TASK REQUIREMENTS: Every entry below should be printed exactly, without its images.
+ + + + + + +
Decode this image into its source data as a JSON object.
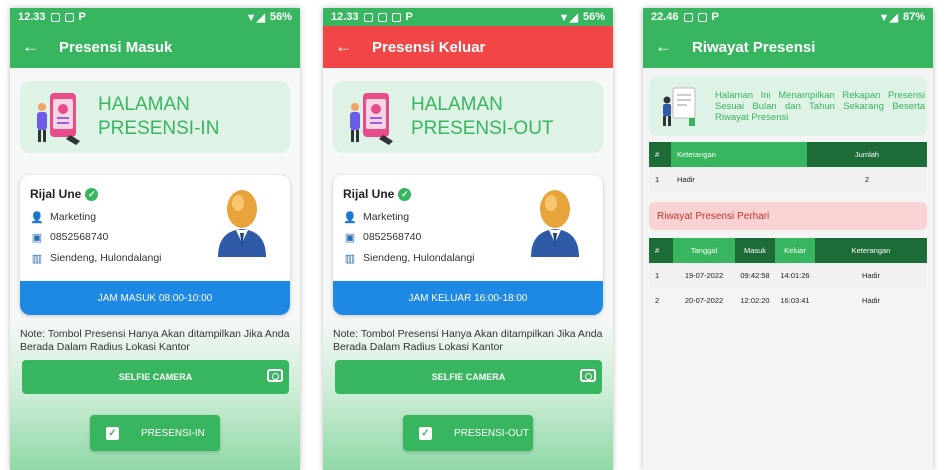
{
  "screens": [
    {
      "status": {
        "time": "12.33",
        "battery": "56%"
      },
      "header": {
        "title": "Presensi Masuk"
      },
      "banner": {
        "line1": "HALAMAN",
        "line2": "PRESENSI-IN"
      },
      "profile": {
        "name": "Rijal Une",
        "department": "Marketing",
        "phone": "0852568740",
        "address": "Siendeng, Hulondalangi"
      },
      "jam": "JAM MASUK 08:00-10:00",
      "note": "Note: Tombol Presensi Hanya Akan ditampilkan Jika Anda Berada Dalam Radius Lokasi Kantor",
      "selfie_label": "SELFIE CAMERA",
      "action_label": "PRESENSI-IN"
    },
    {
      "status": {
        "time": "12.33",
        "battery": "56%"
      },
      "header": {
        "title": "Presensi Keluar"
      },
      "banner": {
        "line1": "HALAMAN",
        "line2": "PRESENSI-OUT"
      },
      "profile": {
        "name": "Rijal Une",
        "department": "Marketing",
        "phone": "0852568740",
        "address": "Siendeng, Hulondalangi"
      },
      "jam": "JAM KELUAR 16:00-18:00",
      "note": "Note: Tombol Presensi Hanya Akan ditampilkan Jika Anda Berada Dalam Radius Lokasi Kantor",
      "selfie_label": "SELFIE CAMERA",
      "action_label": "PRESENSI-OUT"
    }
  ],
  "riwayat": {
    "status": {
      "time": "22.46",
      "battery": "87%"
    },
    "header": {
      "title": "Riwayat Presensi"
    },
    "banner_text": "Halaman Ini Menampilkan Rekapan Presensi Sesuai Bulan dan Tahun Sekarang Beserta Riwayat Presensi",
    "summary_headers": [
      "#",
      "Keterangan",
      "Jumlah"
    ],
    "summary_rows": [
      [
        "1",
        "Hadir",
        "2"
      ]
    ],
    "perhari_title": "Riwayat Presensi Perhari",
    "daily_headers": [
      "#",
      "Tanggal",
      "Masuk",
      "Keluar",
      "Keterangan"
    ],
    "daily_rows": [
      [
        "1",
        "19-07-2022",
        "09:42:58",
        "14:01:26",
        "Hadir"
      ],
      [
        "2",
        "20-07-2022",
        "12:02:20",
        "16:03:41",
        "Hadir"
      ]
    ]
  },
  "colors": {
    "primary": "#37b65f",
    "dark": "#1d6b37",
    "danger": "#f04646",
    "info": "#1e88e5",
    "banner_bg": "#dff2e6"
  }
}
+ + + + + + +
RESULT BELOW:
Decode this image into its source data as a JSON object.
{
  "screens": [
    {
      "status": {
        "time": "12.33",
        "battery": "56%"
      },
      "header": {
        "title": "Presensi Masuk"
      },
      "banner": {
        "line1": "HALAMAN",
        "line2": "PRESENSI-IN"
      },
      "profile": {
        "name": "Rijal Une",
        "department": "Marketing",
        "phone": "0852568740",
        "address": "Siendeng, Hulondalangi"
      },
      "jam": "JAM MASUK 08:00-10:00",
      "note": "Note: Tombol Presensi Hanya Akan ditampilkan Jika Anda Berada Dalam Radius Lokasi Kantor",
      "selfie_label": "SELFIE CAMERA",
      "action_label": "PRESENSI-IN"
    },
    {
      "status": {
        "time": "12.33",
        "battery": "56%"
      },
      "header": {
        "title": "Presensi Keluar"
      },
      "banner": {
        "line1": "HALAMAN",
        "line2": "PRESENSI-OUT"
      },
      "profile": {
        "name": "Rijal Une",
        "department": "Marketing",
        "phone": "0852568740",
        "address": "Siendeng, Hulondalangi"
      },
      "jam": "JAM KELUAR 16:00-18:00",
      "note": "Note: Tombol Presensi Hanya Akan ditampilkan Jika Anda Berada Dalam Radius Lokasi Kantor",
      "selfie_label": "SELFIE CAMERA",
      "action_label": "PRESENSI-OUT"
    }
  ],
  "riwayat": {
    "status": {
      "time": "22.46",
      "battery": "87%"
    },
    "header": {
      "title": "Riwayat Presensi"
    },
    "banner_text": "Halaman Ini Menampilkan Rekapan Presensi Sesuai Bulan dan Tahun Sekarang Beserta Riwayat Presensi",
    "summary_headers": [
      "#",
      "Keterangan",
      "Jumlah"
    ],
    "summary_rows": [
      [
        "1",
        "Hadir",
        "2"
      ]
    ],
    "perhari_title": "Riwayat Presensi Perhari",
    "daily_headers": [
      "#",
      "Tanggal",
      "Masuk",
      "Keluar",
      "Keterangan"
    ],
    "daily_rows": [
      [
        "1",
        "19-07-2022",
        "09:42:58",
        "14:01:26",
        "Hadir"
      ],
      [
        "2",
        "20-07-2022",
        "12:02:20",
        "16:03:41",
        "Hadir"
      ]
    ]
  },
  "colors": {
    "primary": "#37b65f",
    "dark": "#1d6b37",
    "danger": "#f04646",
    "info": "#1e88e5",
    "banner_bg": "#dff2e6"
  }
}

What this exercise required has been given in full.